• Guarantee Health Care for All
• Protect Labor’s Right to Organize & a Living Wage
• Stop Criminalizing Immigrants, Refugees, Muslims & People of Color & Protect DACA
• Embrace Full Equality & Rights for Women & LGBTQ People
• Respect & Protect Mother Earth
• Promote Quality Education for All & Guarantee Debt-Free College Education
• Stop Criminalizing Homelessness & Mental Illness
• Invest in Education – Not Incarceration
• Preserve the Free Press
• Embrace Religious Diversity
• Prevent Hate Crimes
• End Racial Profiling & Police Brutality
There’s a new skate park in Arvin, and skaters from all over the area have been breaking in the state of the art park that was finished last week. The skate park has plenty of spaces to grind, thanks to dozens of young leaders who gathered signatures, received input from members of the community and presented plans to the city.

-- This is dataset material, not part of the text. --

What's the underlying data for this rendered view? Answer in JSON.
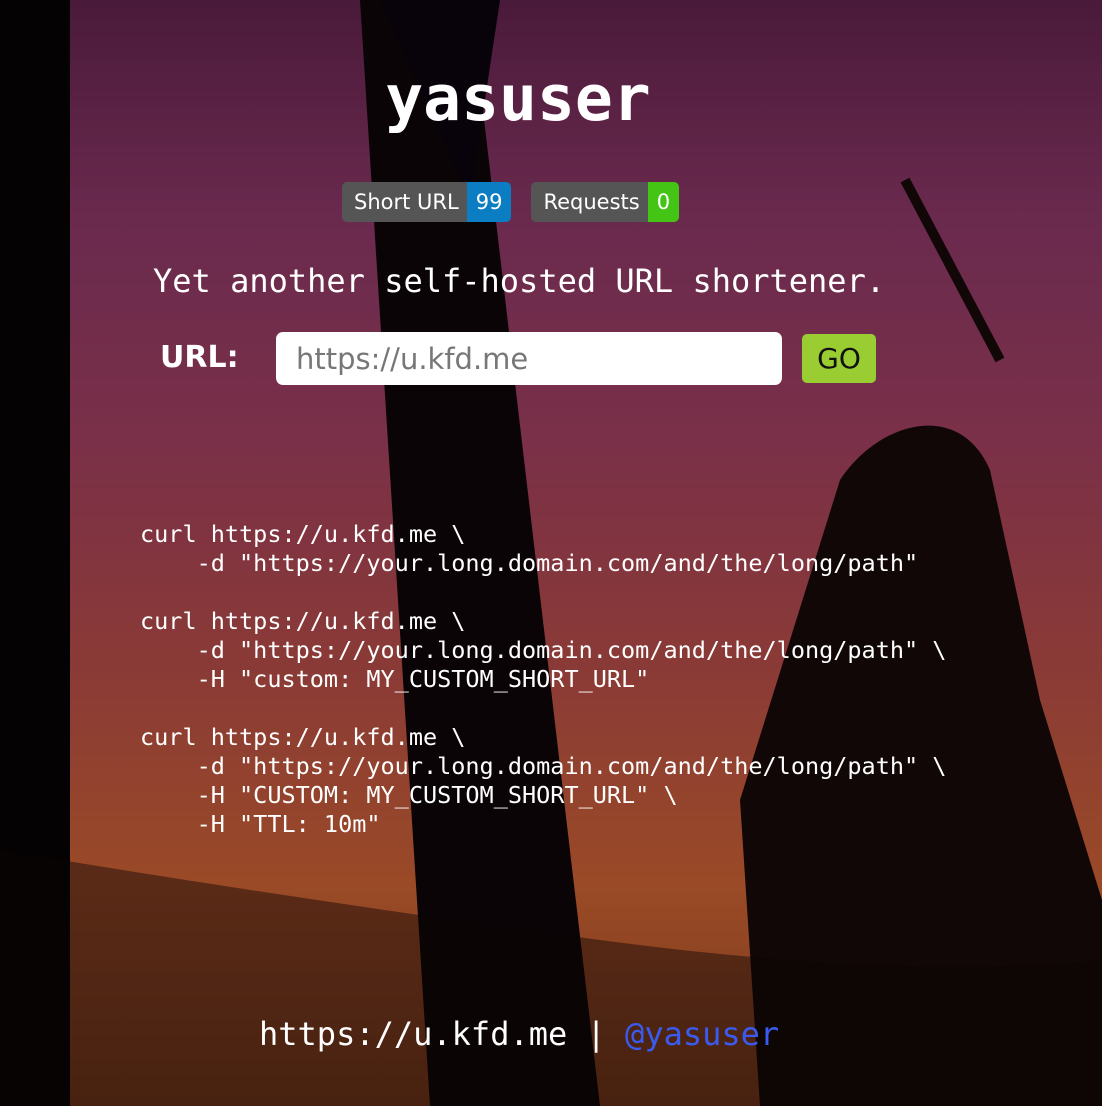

“The youth worked hard for what they desperately needed in their community,” says Adam Kahler, of Bike Bakersfield, a nonprofit organization who seeks to create a culture of biking as a safe, and fun alternative to everyday transportation. “They knew what they wanted and they achieved it.”
The action park, which has both skate and bike-friendly features, will attract more Arvin youth to “stay engaged, healthy, and off of the streets,” according to Kahler.

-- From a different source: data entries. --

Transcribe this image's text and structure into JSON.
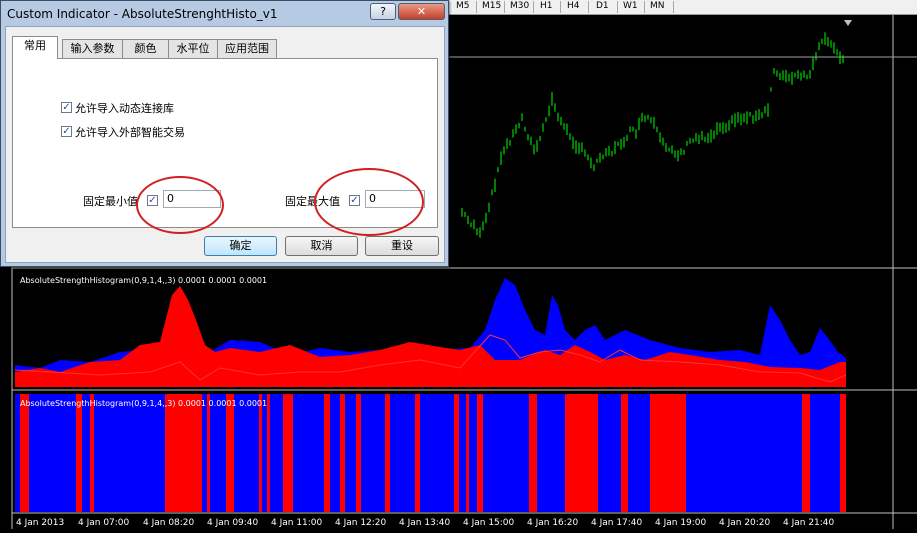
{
  "toolbar": {
    "timeframes": [
      "M5",
      "M15",
      "M30",
      "H1",
      "H4",
      "D1",
      "W1",
      "MN"
    ]
  },
  "chart": {
    "colors": {
      "background": "#000000",
      "candles": "#00ff00",
      "histogram_red": "#ff0000",
      "histogram_blue": "#0000ff",
      "line_red": "#ff3030",
      "grid": "#c0c0c0"
    },
    "price_path": [
      [
        462,
        212
      ],
      [
        468,
        220
      ],
      [
        474,
        225
      ],
      [
        480,
        235
      ],
      [
        486,
        220
      ],
      [
        492,
        195
      ],
      [
        498,
        170
      ],
      [
        504,
        150
      ],
      [
        510,
        140
      ],
      [
        516,
        130
      ],
      [
        522,
        118
      ],
      [
        528,
        135
      ],
      [
        534,
        150
      ],
      [
        540,
        140
      ],
      [
        546,
        120
      ],
      [
        552,
        100
      ],
      [
        558,
        115
      ],
      [
        564,
        128
      ],
      [
        570,
        135
      ],
      [
        576,
        145
      ],
      [
        582,
        150
      ],
      [
        588,
        158
      ],
      [
        594,
        165
      ],
      [
        600,
        158
      ],
      [
        606,
        150
      ],
      [
        612,
        152
      ],
      [
        618,
        146
      ],
      [
        624,
        140
      ],
      [
        630,
        132
      ],
      [
        636,
        132
      ],
      [
        642,
        120
      ],
      [
        648,
        118
      ],
      [
        654,
        125
      ],
      [
        660,
        140
      ],
      [
        666,
        148
      ],
      [
        672,
        148
      ],
      [
        678,
        155
      ],
      [
        684,
        150
      ],
      [
        690,
        142
      ],
      [
        696,
        138
      ],
      [
        702,
        136
      ],
      [
        708,
        138
      ],
      [
        714,
        132
      ],
      [
        720,
        126
      ],
      [
        726,
        125
      ],
      [
        732,
        122
      ],
      [
        738,
        118
      ],
      [
        744,
        118
      ],
      [
        750,
        115
      ],
      [
        756,
        118
      ],
      [
        762,
        115
      ],
      [
        768,
        110
      ],
      [
        774,
        70
      ],
      [
        780,
        74
      ],
      [
        786,
        78
      ],
      [
        792,
        78
      ],
      [
        798,
        76
      ],
      [
        804,
        77
      ],
      [
        810,
        74
      ],
      [
        816,
        58
      ],
      [
        822,
        40
      ],
      [
        828,
        43
      ],
      [
        834,
        48
      ],
      [
        840,
        55
      ],
      [
        846,
        58
      ]
    ],
    "indicator1": {
      "label": "AbsoluteStrengthHistogram(0,9,1,4,,3) 0.0001 0.0001 0.0001",
      "blue_profile": [
        [
          15,
          365
        ],
        [
          40,
          368
        ],
        [
          60,
          360
        ],
        [
          90,
          362
        ],
        [
          120,
          352
        ],
        [
          140,
          350
        ],
        [
          170,
          355
        ],
        [
          200,
          358
        ],
        [
          230,
          340
        ],
        [
          260,
          342
        ],
        [
          290,
          355
        ],
        [
          320,
          348
        ],
        [
          350,
          352
        ],
        [
          380,
          350
        ],
        [
          410,
          345
        ],
        [
          440,
          350
        ],
        [
          470,
          348
        ],
        [
          485,
          330
        ],
        [
          495,
          300
        ],
        [
          505,
          278
        ],
        [
          515,
          285
        ],
        [
          525,
          310
        ],
        [
          535,
          330
        ],
        [
          545,
          335
        ],
        [
          552,
          295
        ],
        [
          558,
          305
        ],
        [
          565,
          330
        ],
        [
          575,
          340
        ],
        [
          585,
          330
        ],
        [
          595,
          325
        ],
        [
          605,
          340
        ],
        [
          625,
          330
        ],
        [
          650,
          340
        ],
        [
          680,
          348
        ],
        [
          710,
          352
        ],
        [
          740,
          350
        ],
        [
          760,
          355
        ],
        [
          770,
          305
        ],
        [
          780,
          320
        ],
        [
          790,
          340
        ],
        [
          800,
          355
        ],
        [
          810,
          352
        ],
        [
          820,
          328
        ],
        [
          828,
          338
        ],
        [
          838,
          352
        ],
        [
          846,
          358
        ]
      ],
      "red_profile": [
        [
          15,
          372
        ],
        [
          40,
          368
        ],
        [
          60,
          372
        ],
        [
          90,
          362
        ],
        [
          120,
          360
        ],
        [
          140,
          345
        ],
        [
          160,
          342
        ],
        [
          172,
          295
        ],
        [
          180,
          286
        ],
        [
          188,
          300
        ],
        [
          196,
          320
        ],
        [
          205,
          345
        ],
        [
          215,
          352
        ],
        [
          230,
          348
        ],
        [
          260,
          352
        ],
        [
          290,
          345
        ],
        [
          320,
          357
        ],
        [
          350,
          355
        ],
        [
          380,
          350
        ],
        [
          410,
          342
        ],
        [
          440,
          347
        ],
        [
          460,
          350
        ],
        [
          480,
          345
        ],
        [
          495,
          360
        ],
        [
          520,
          360
        ],
        [
          545,
          350
        ],
        [
          560,
          355
        ],
        [
          575,
          345
        ],
        [
          590,
          352
        ],
        [
          605,
          360
        ],
        [
          625,
          355
        ],
        [
          645,
          360
        ],
        [
          670,
          352
        ],
        [
          690,
          355
        ],
        [
          720,
          360
        ],
        [
          745,
          362
        ],
        [
          770,
          367
        ],
        [
          800,
          368
        ],
        [
          820,
          370
        ],
        [
          840,
          362
        ],
        [
          846,
          362
        ]
      ],
      "red_line": [
        [
          15,
          370
        ],
        [
          50,
          372
        ],
        [
          100,
          375
        ],
        [
          150,
          372
        ],
        [
          180,
          362
        ],
        [
          200,
          380
        ],
        [
          220,
          368
        ],
        [
          260,
          375
        ],
        [
          300,
          372
        ],
        [
          340,
          372
        ],
        [
          380,
          365
        ],
        [
          420,
          360
        ],
        [
          460,
          368
        ],
        [
          490,
          335
        ],
        [
          505,
          340
        ],
        [
          520,
          358
        ],
        [
          540,
          352
        ],
        [
          560,
          350
        ],
        [
          580,
          355
        ],
        [
          600,
          362
        ],
        [
          620,
          350
        ],
        [
          640,
          360
        ],
        [
          680,
          362
        ],
        [
          720,
          365
        ],
        [
          760,
          372
        ],
        [
          800,
          373
        ],
        [
          830,
          382
        ],
        [
          846,
          375
        ]
      ]
    },
    "indicator2": {
      "label": "AbsoluteStrengthHistogram(0,9,1,4,,3) 0.0001 0.0001 0.0001",
      "red_segments": [
        [
          20,
          29
        ],
        [
          76,
          82
        ],
        [
          90,
          94
        ],
        [
          165,
          202
        ],
        [
          207,
          210
        ],
        [
          226,
          234
        ],
        [
          259,
          262
        ],
        [
          267,
          270
        ],
        [
          283,
          293
        ],
        [
          324,
          330
        ],
        [
          340,
          345
        ],
        [
          356,
          361
        ],
        [
          385,
          390
        ],
        [
          415,
          420
        ],
        [
          454,
          459
        ],
        [
          466,
          469
        ],
        [
          477,
          483
        ],
        [
          529,
          537
        ],
        [
          565,
          598
        ],
        [
          621,
          628
        ],
        [
          650,
          686
        ],
        [
          802,
          810
        ],
        [
          840,
          846
        ]
      ]
    }
  },
  "x_axis": {
    "labels": [
      "4 Jan 2013",
      "4 Jan 07:00",
      "4 Jan 08:20",
      "4 Jan 09:40",
      "4 Jan 11:00",
      "4 Jan 12:20",
      "4 Jan 13:40",
      "4 Jan 15:00",
      "4 Jan 16:20",
      "4 Jan 17:40",
      "4 Jan 19:00",
      "4 Jan 20:20",
      "4 Jan 21:40"
    ]
  },
  "dialog": {
    "title": "Custom Indicator - AbsoluteStrenghtHisto_v1",
    "help": "?",
    "close": "✕",
    "tabs": [
      "常用",
      "输入参数",
      "颜色",
      "水平位",
      "应用范围"
    ],
    "allow_dll": "允许导入动态连接库",
    "allow_experts": "允许导入外部智能交易",
    "fixed_min_label": "固定最小值",
    "fixed_min_value": "0",
    "fixed_max_label": "固定最大值",
    "fixed_max_value": "0",
    "check_mark": "✓",
    "ok": "确定",
    "cancel": "取消",
    "reset": "重设"
  }
}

Building youth leaders and creating safe places for youth is one of Building Healthy Communities South Kern’s priorities. City leaders say this park is an example of how community organizations can work together with local government to help build youth leadership.
“The new skate park will be a great asset for our community and will serve as proof that when we work together, engage our community, and make bold decisions, we truly have the power to make our vision for Arvin a reality,” said Arvin Mayor Jose Gurrola.
Community leaders say the park will eventually have a positive health impact on the environment of the whole city.
“This skate park will give kids a healthy activity, attract economic development and ultimately improve the quality of life for the entire community,” says the mayor of Arvin, Jose Gurrola.
The skate park was made possible thanks to a partnership between the City of Arvin, Bike Bakersfield, Tony Hawk Foundation, Mountain Side Disposal, and Building Healthy Communities South Kern.
“This project starts to answer some of the needs and desires of our community. It brings together healthy initiatives by promoting physical activities in a safe environment. This project reflects the real results of a community-wide transformation process to improve the quality of life in Arvin,” says Alfonso Noyola, City Manager of Arvin.
The skate park is located at DiGiorgio Park, 699 Haven Dr. in Arvin.
Committee for a Better Arvin, Comite Progreso de Lamont, and Center on Race Poverty and the Environment (CRPE) reached an agreement with Recology over the company’s new operation of Recology Blossom Valley Organics, a composting facility outside of Lamont.
“This agreement signifies a new beginning for the residents of Lamont and Arvin in terms public health and safety, and a partnership between Recology and the local community,” wrote CRPE in a press release.
The community agreement will ensure the operation is safe, protects public health, and also makes significant financial investments in the community.
“Recology has committed to installing an aeration system that will reduce pollution by at least 80 percent, this commitment was a driving factor for the community groups to enter into negotiations,” read the press release. “The goals of the agreement are to maintain an open line of communication with the nearby residents of Lamont, Weedpatch and Arvin, improve neighborhood safety and livability, and ensure a high quality of environmental standards are met.”
The history of relationships between economically disadvantaged communities and industrial corporations is often one of conflict. This win is an example of how corporations can work together with residents and why it’s important that corporations engage community residents into business processes.